The problem with sports columnists appearing on TV and radio is that, like the rest of us, they only have so much time in the day. "I don't think there's any question that if you're spread thin, you're not going to put out a good column," Simers says. When Stephen Rodrick noted that "sports television turns [pundits'] columns into shrill, non-reported versions of their televised rants" in Slate earlier this year, Tony Kornheiser (who, in addition to his responsibilities as a Washington Post columnist, hosts a morning radio show and co-hosts Pardon the Interruption in the afternoon) had a conniption fit, calling on the Post (which had recently purchased Slate) to fire the writer.

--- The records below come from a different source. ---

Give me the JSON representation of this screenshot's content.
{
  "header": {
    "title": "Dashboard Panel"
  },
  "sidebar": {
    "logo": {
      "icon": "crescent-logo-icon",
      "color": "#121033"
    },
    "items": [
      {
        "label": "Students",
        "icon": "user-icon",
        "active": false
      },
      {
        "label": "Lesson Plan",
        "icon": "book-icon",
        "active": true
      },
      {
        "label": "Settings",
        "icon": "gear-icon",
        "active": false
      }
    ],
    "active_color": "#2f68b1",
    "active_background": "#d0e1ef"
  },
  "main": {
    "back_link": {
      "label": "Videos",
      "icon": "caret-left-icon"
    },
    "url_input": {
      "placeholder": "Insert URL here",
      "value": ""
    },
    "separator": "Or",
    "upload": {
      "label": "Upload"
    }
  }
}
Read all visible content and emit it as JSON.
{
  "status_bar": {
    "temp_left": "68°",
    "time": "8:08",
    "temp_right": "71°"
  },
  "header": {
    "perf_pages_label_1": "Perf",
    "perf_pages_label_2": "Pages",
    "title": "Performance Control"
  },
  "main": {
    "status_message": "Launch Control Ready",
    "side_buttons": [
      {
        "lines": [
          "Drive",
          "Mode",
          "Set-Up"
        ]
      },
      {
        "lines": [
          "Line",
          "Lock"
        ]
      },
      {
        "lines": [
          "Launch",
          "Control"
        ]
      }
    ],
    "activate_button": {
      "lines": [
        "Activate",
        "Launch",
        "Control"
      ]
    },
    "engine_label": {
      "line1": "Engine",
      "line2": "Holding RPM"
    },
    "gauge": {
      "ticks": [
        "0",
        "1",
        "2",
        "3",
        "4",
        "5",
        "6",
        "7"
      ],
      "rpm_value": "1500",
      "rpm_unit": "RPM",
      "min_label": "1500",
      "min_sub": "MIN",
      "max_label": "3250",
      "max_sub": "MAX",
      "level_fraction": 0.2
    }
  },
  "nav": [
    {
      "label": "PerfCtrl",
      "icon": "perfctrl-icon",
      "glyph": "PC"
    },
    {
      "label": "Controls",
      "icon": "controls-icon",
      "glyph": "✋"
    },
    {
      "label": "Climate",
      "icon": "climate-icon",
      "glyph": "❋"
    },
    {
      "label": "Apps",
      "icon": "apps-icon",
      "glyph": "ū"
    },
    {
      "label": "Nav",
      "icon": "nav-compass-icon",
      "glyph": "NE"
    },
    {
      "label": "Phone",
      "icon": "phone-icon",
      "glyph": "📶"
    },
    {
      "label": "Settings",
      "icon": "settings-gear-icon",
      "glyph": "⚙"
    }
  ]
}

To most in the know, however, there is little doubt that Kornheiser's column is suffering. And even worse, it appears as though the Washington Post doesn't care. "Apparently [Kornheiser] doesn't care about the column any more, and the newspaper is willing to live with it because they get so much national exposure," says one veteran Washington, D.C. sports correspondent who asked to remain anonymous. "People across the country know that Tony Kornheiser and Michael Wilbon write for the Washington Post, so [the paper] doesn't really care if the two of them just mail it in." When asked in an online chat last month why "It seems like the really high profile guys (Kornheiser/Wilbon) spout off without examining the facts of the situation," the Post's soccer writer Steven Goff retorted that "Some of our columnists are busy with their TV shows."

In his foreword to 2004's edition of The Best American Sports Writing, Stout fears that the gravitation towards television and radio appearances "is a crude admission that writing, well, just isn't that important, and it often shows in their print work." What happens is an inevitable decline in quality: "The result is writing that aspires to have the same effect, writing informed not by language or literature but by shtick, by not-so-comic or clever monologues that attempt to shock, provoke or otherwise exhibit 'edginess.'"

Thanks, ESPN.

Sonny Bunch is an assistant editor at the Weekly Standard.